The Status Quo Strikes Again
Those are the words of the Capitol Broadcasting Company’s (CBC) latest attack on North Carolina’s Opportunity Scholarship Program. The program currently enables over 9,600 students from low-income and working-class families in North Carolina to attend the private school of their parents’ choice.
These families are taxpayers, too. But CBC is protecting systems and the status quo, playing politics, and demonizing educational choice.
Here is the downright disrespectful and harmful language used by CBC’s editorial board in full:
If these parents were spending their own money, Clark might have a case. But these parents are not spending their own money, it is OUR money, tens of millions of dollars’ worth. We not only have the right, we have the responsibility to be sure that OUR tax dollars are being spent as intended – to educate North Carolina children.
“Our money” is nothing more than a disingenuous attempt to turn one group of people—those of us paying taxes but not using a “scary” voucher—against another group of people—those of us paying taxes who use an Opportunity Scholarship.

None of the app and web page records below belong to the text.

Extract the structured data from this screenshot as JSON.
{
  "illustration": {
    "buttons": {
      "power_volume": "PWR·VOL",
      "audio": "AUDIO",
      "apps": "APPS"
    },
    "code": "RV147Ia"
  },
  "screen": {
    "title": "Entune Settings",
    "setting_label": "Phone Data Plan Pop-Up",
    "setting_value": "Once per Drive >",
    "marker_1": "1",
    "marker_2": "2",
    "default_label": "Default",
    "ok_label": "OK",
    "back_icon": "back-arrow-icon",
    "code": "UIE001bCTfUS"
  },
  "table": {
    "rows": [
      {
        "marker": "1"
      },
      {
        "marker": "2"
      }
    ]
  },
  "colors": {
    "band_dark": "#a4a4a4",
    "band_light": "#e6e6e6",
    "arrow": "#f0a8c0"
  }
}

Even Governor Roy Cooper says Opportunity Scholarships are “an expense that we should stop” while talking about investing more in education. Apparently to the governor, poor and working-class families are nothing more than “an expense.”

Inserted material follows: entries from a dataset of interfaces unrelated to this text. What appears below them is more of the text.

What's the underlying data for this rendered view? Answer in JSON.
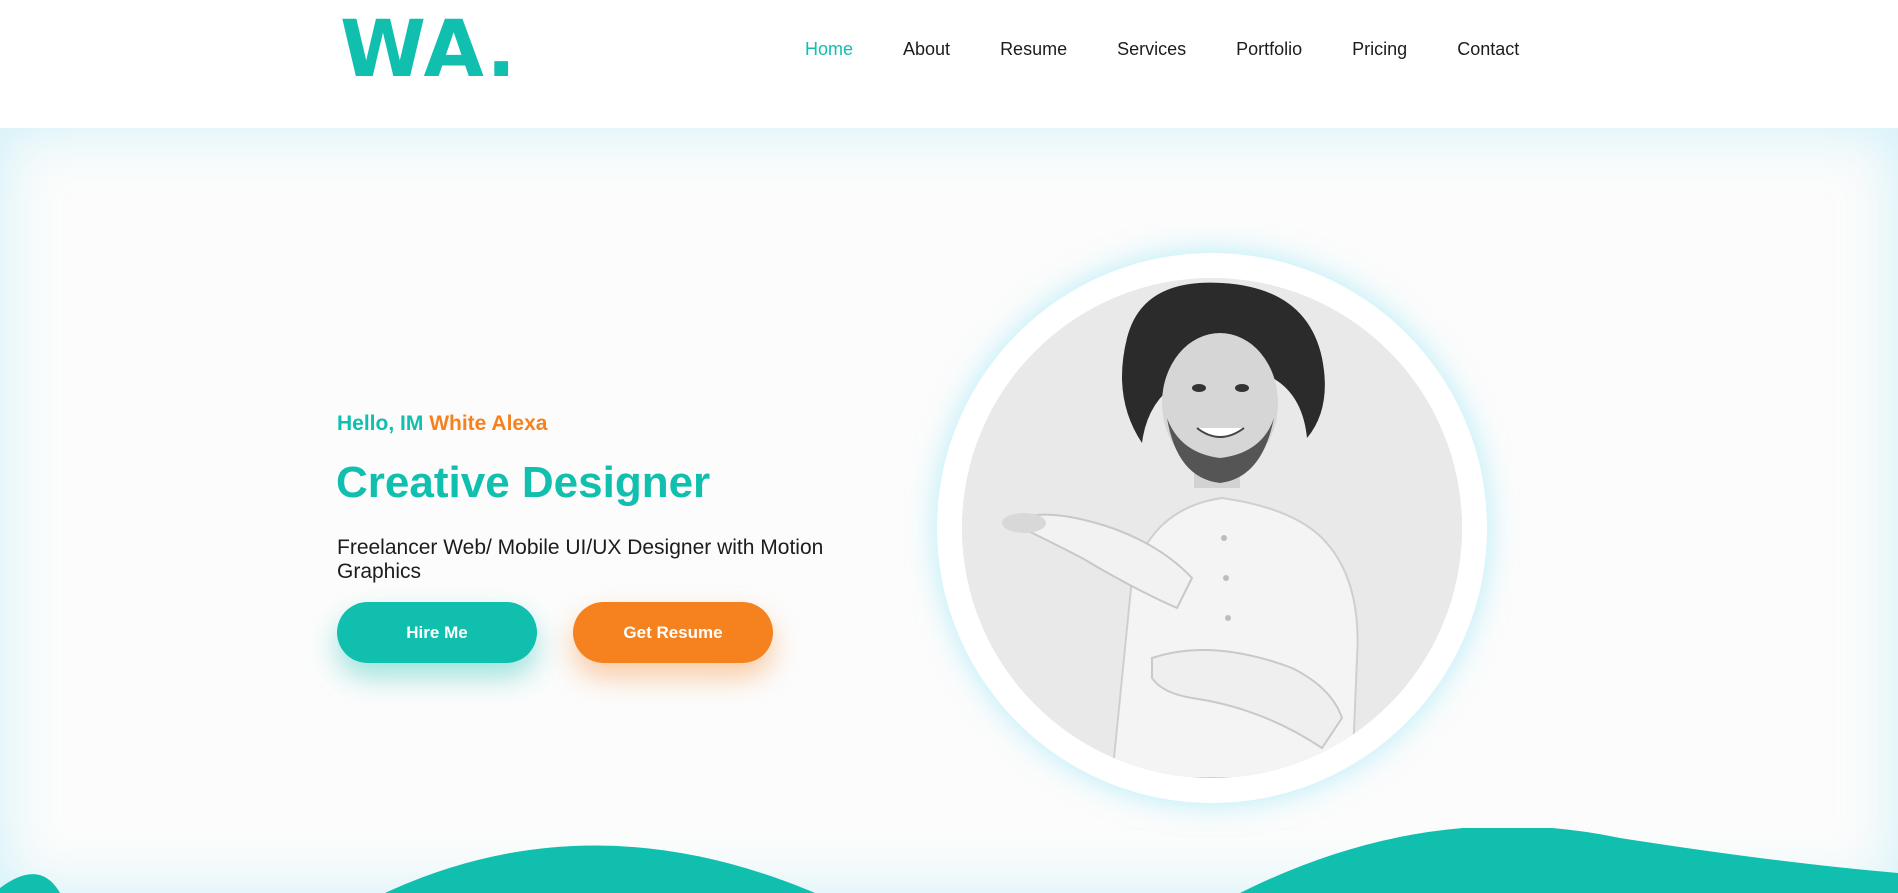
{
  "logo": {
    "text": "WA."
  },
  "nav": {
    "items": [
      {
        "label": "Home",
        "active": true
      },
      {
        "label": "About",
        "active": false
      },
      {
        "label": "Resume",
        "active": false
      },
      {
        "label": "Services",
        "active": false
      },
      {
        "label": "Portfolio",
        "active": false
      },
      {
        "label": "Pricing",
        "active": false
      },
      {
        "label": "Contact",
        "active": false
      }
    ]
  },
  "hero": {
    "greeting_prefix": "Hello, IM ",
    "greeting_name": "White Alexa",
    "title": "Creative Designer",
    "subtitle": "Freelancer Web/ Mobile UI/UX Designer with Motion Graphics",
    "hire_button": "Hire Me",
    "resume_button": "Get Resume"
  },
  "colors": {
    "accent": "#10bfae",
    "secondary": "#f5821f",
    "text": "#1c1c1c",
    "background": "#fcfcfc"
  }
}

Divide and conquer is his plan, pitting those families against the state that thinks it knows best where parents should send their kids to school.
The governor and CBC are demanding that “our money” shouldn’t be allocated to “these parents” unless the state controls every penny, regardless of the accountability requirements already in place, the positive impacts schools of choice have on their students, and the overwhelming support for the Opportunity Scholarship Program from the parents using it.
Thousands of families on the Opportunity Scholarship Program (taxpayers, mind you) dig into their own pockets every month to cover what’s left in tuition and fees after the Opportunity Scholarship has provided them a much-needed boost. Yet, there is a real disconnect when CBC questions if “these parents were spending their own money.”
Parents are outraged by this rhetoric, including this response from an Opportunity Scholarship mom on Twitter:
Excuse me, I’m a tax payer too and an OSP mom. My school is accountable to me through my son’s test scores and regular updates from his teachers. Your commentary is disrespectful to families like mine.
On the larger accountability conversation, what parents hear when the protectors of the system say “there is no way to check” or “there is no way to know” regarding accountability is that those protectors believe accountability is owed to the governor and the state—not them.
True accountability should stem first and foremost from families, who for whatever reasons felt the school they were zoned to attend was not accountable enough to the needs of their individual child.
True accountability should include test scores, which all schools use. But there is more to it than that. A recent survey (yes, our organization conducted it as families submitted their own answers) revealed that families on the scholarship overwhelmingly support it. Of the nearly 1,500 families surveyed, 97% are happy with their child’s academic progress, 99% say their child feels safe, and 97% are satisfied or very satisfied with the Opportunity Scholarship Program.
Finally, there are additional requirements of Opportunity Scholarship schools administered by the North Carolina Education Assistance Authority. The long list of program rules and regulations is available here.
Parents for Educational Freedom in North Carolina is about providing families and children with the learning environment that best meets their needs, not about protecting archaic systems. We are not about dividing families and communities based on socio-economic status or zip code.
We stand with ALL parents and their children who simply desire the best education and school of their choice.
Mike Long is a 35-year educator with experience as a middle school teacher, an AP US History teacher, a high school principal and a Head of School. Long is the President of Parents for Educational Freedom in North Carolina, a non-profit organization that advocates for quality educational options through parental school choice.